Vitamin C plays an important part in our immune systems. This includes acting on T-lymphocytes, which organises and coordinates the body’s disease fighting cells, and to devour and destroy foreign invaders, such as viruses.

Good sources of Vitamin C include citrus fruits, strawberries, spinach, kale, brussel sprouts, broccoli, sweet potatoes, tomatoes and rock melon (cantaloupes), frozen and fresh berries such as blueberries and raspberries.

  • Vitamin D

Vitamin D helps regulate both the innate and adaptive immune systems and helps quickly identify and destroy pathogens from entering the body.

The best sources of Vitamin D include fatty fish (salmon, herrings, tuna and sardines), shellfish (oysters and shrimp), egg yolks, mushrooms, fortified milk and cereals.
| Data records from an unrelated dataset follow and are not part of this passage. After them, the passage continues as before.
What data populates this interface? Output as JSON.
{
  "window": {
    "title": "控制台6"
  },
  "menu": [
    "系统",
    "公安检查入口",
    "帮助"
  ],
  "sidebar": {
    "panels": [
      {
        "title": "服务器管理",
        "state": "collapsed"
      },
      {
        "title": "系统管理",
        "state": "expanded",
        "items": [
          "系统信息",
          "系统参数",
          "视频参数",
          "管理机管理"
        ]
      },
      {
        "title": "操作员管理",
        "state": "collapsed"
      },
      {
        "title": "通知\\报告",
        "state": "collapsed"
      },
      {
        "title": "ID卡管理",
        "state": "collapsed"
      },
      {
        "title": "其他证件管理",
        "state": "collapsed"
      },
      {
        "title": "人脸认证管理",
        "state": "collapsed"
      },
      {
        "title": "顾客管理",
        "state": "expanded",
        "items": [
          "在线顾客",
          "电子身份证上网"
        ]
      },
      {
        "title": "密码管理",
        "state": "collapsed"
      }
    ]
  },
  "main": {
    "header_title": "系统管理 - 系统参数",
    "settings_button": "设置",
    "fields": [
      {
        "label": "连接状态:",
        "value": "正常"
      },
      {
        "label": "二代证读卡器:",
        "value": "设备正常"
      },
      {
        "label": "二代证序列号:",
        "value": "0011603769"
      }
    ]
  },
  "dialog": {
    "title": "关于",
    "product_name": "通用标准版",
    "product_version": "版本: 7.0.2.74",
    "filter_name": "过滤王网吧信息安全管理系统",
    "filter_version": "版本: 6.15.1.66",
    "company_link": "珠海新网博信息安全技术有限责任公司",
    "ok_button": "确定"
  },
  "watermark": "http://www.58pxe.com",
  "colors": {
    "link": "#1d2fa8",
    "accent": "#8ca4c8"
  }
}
Vitamin D is also synthesised with exposure to sun light. Hence, it is important to get adequate Vitamin D through sun exposure, this may include 10-15 minutes a day at least 5 times per week, those with darker skin may need a bit more. It is important to be sun-safe too.

  • Zinc

Zinc acts in the immune system by developing and activating T-lymphocytes.  Zinc helps to prevent cold viruses from binding and replicating in the mucous membranes of the nose, hence, slowing or preventing the pathogens from entering the body.

A good source of zinc includes, cooked oysters, crab and lobster, grass-fed beef and lamb, wheat germ, spinach, cashew, pumpkins, squash, sesame seeds and for the chocolate lovers, dark chocolate.

  • Vitamin B6

Vitamin B6 supports many biochemical reactions in the body that assist your body in fighting infections.
Vitamin B6 can be found in grass-fed beef, turkey and chicken breast, salmon, tuna, pistachio’s, sunflower and sesame seeds, avocadoes and whole grains.

  • Probiotics

Probiotics are required to keep the digestive system functional. They help break down  dangerous pathogens such as bacteria, viruses, fungi and parasites. A healthy gut helps prevent pathogens from entering the blood stream.

Good sources of probiotics include live and active cultures, sauerkraut, sour pickles, organic natural yoghurt, kefir, dark chocolate and olives (cured in brine).

  • Protein

When protein is consumed it is broken down into amino acids. These amino acids are then dispersed into proteins your body needs to function. These include antibodies and complement proteins that support the immune system.

Protein is found in meats, fish, low-dairy products such as yoghurt, milk and cottage cheese, almond milk, eggs, beans and nuts.

  • Garlic, onions, ginger and tumeric are known to boost the immune system and have anti-inflammatory properties which may help protect the immune system.
  • Hydration

Drinking at least 8 glassess of water a day may help flush toxins from the body and support the health of the immune system. Water is vital in helping the immune system as it assists in carry important nutrients and pathogen-fighting cells to cells in the body to fight off dangerous germs, pathogens that may weaken the immune system. That is, without water, the body’s defenses cannot be mobilised or toxins removed.

So let’s be proactive and prepare ourselves for this up and coming flu season and Covid-19 virus by having the best health we can.  However, be mindful of those who can’t get the shops or afford to ‘stock-up’ and take only what you need. In times like this we need to come together and help each other and assist those in need.